"Orthoreovirus, Mammalian" is a descriptor in the National Library of Medicine's controlled vocabulary thesaurus,
MeSH (Medical Subject Headings). Descriptors are arranged in a hierarchical structure,
which enables searching at various levels of specificity.
A species of ORTHOREOVIRUS infecting mammals (other than baboons). There are four serotypes. In humans they are generally benign but may sometimes cause upper respiratory tract illness or enteritis in infants and children. MAMMALIAN ORTHOREOVIRUS 3 is a very pathogenic virus in laboratory rodents.
- Orthoreovirus, Mammalian
- Mammalian Orthoreovirus
- Mammalian Orthoreoviruses
- Orthoreoviruses, Mammalian
Below are MeSH descriptors whose meaning is more general than "Orthoreovirus, Mammalian".
Below are MeSH descriptors whose meaning is more specific than "Orthoreovirus, Mammalian".

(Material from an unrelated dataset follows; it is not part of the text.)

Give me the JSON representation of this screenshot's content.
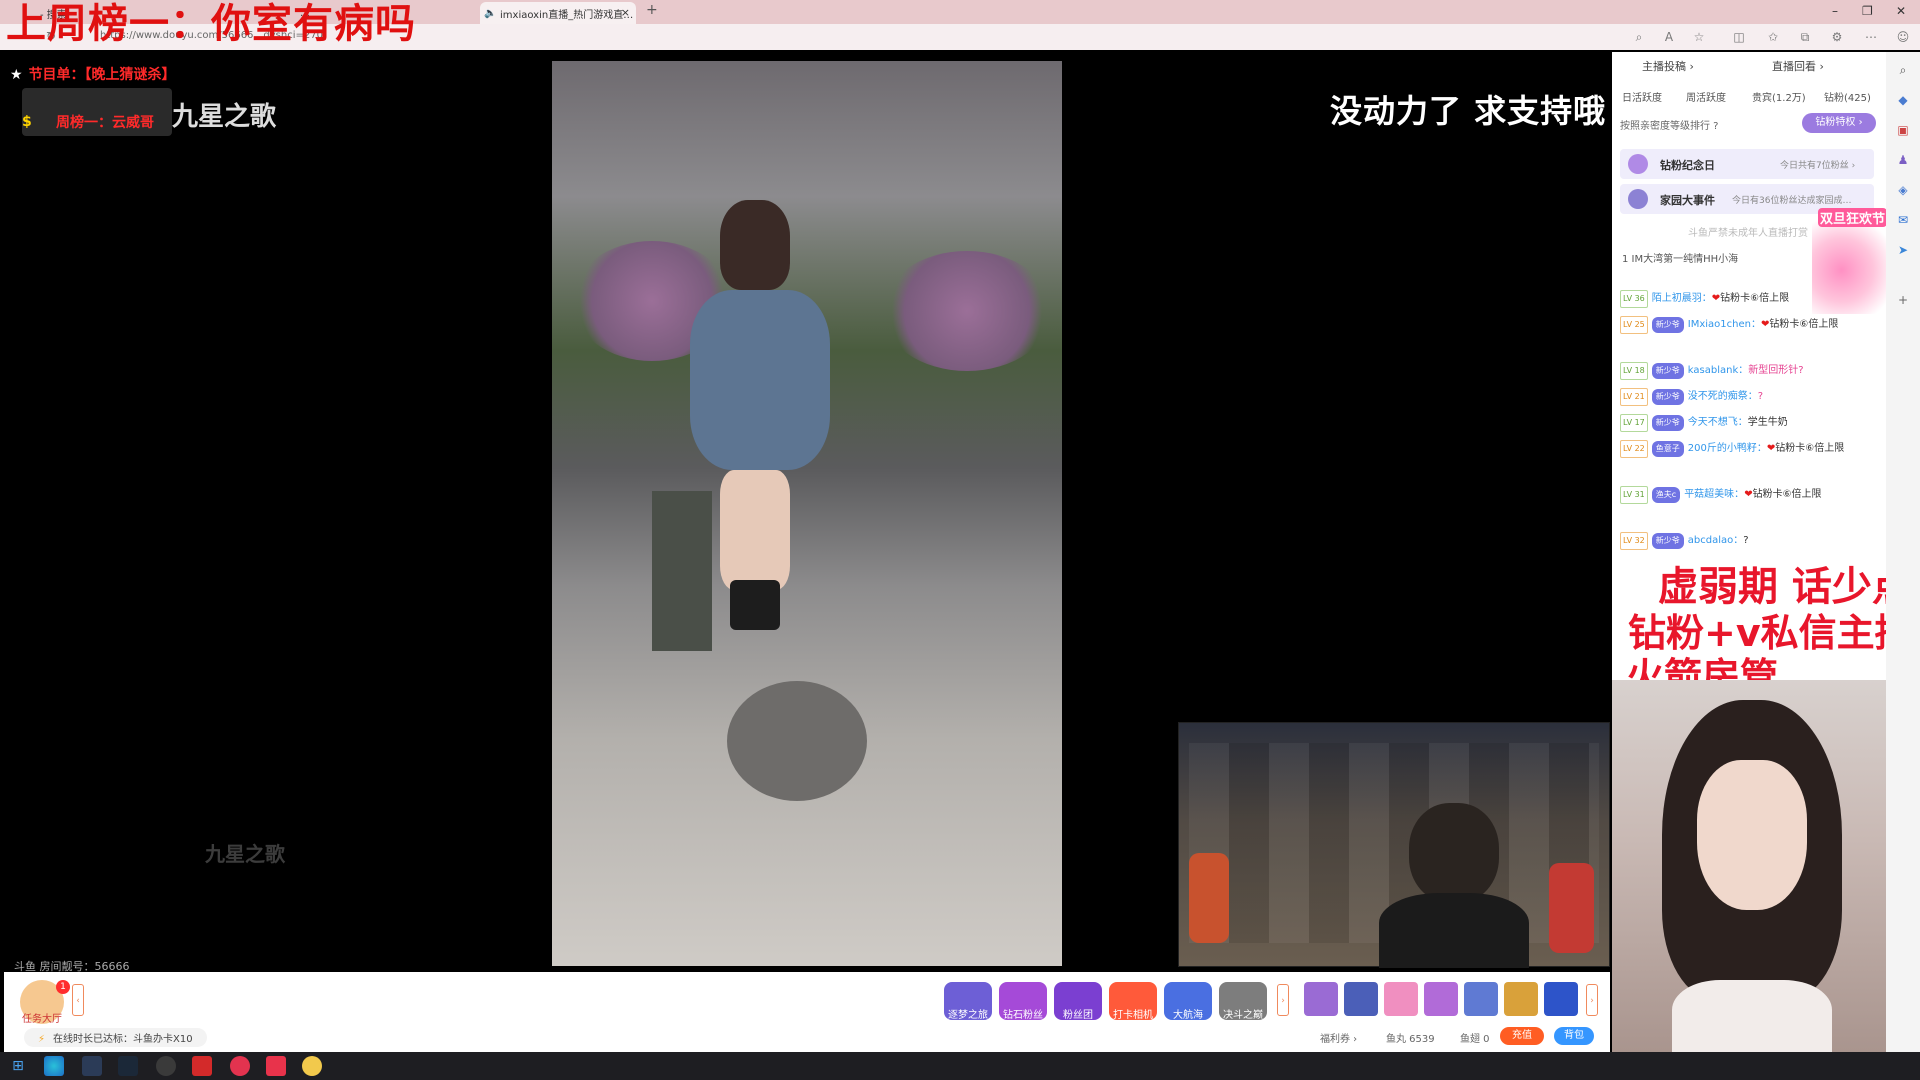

This graph shows the total number of publications written about "Orthoreovirus, Mammalian" by people in this website by year, and whether "Orthoreovirus, Mammalian" was a major or minor topic of these publications.
To see the data from this visualization as text, click here.
|Year||Major Topic||Minor Topic||Total|
To return to the timeline, click here.
Below are the most recent publications written about "Orthoreovirus, Mammalian" by people in Profiles.
Respiratory reovirus 1/L induction of intraluminal fibrosis, a model of bronchiolitis obliterans organizing pneumonia, is dependent on T lymphocytes. Am J Pathol. 2003 Oct; 163(4):1467-79.
Differential role for T cells in the development of fibrotic lesions associated with reovirus 1/L-induced bronchiolitis obliterans organizing pneumonia versus Acute Respiratory Distress Syndrome. Am J Respir Cell Mol Biol. 2003 Feb; 28(2):208-17.
Respiratory reovirus 1/L induction of diffuse alveolar damage: pulmonary fibrosis is not modulated by corticosteroids in acute respiratory distress syndrome in mice. Clin Immunol. 2002 Jun; 103(3 Pt 1):284-95.
Respiratory reovirus 1/L induction of diffuse alveolar damage: a model of acute respiratory distress syndrome. Exp Mol Pathol. 2002 Feb; 72(1):24-36.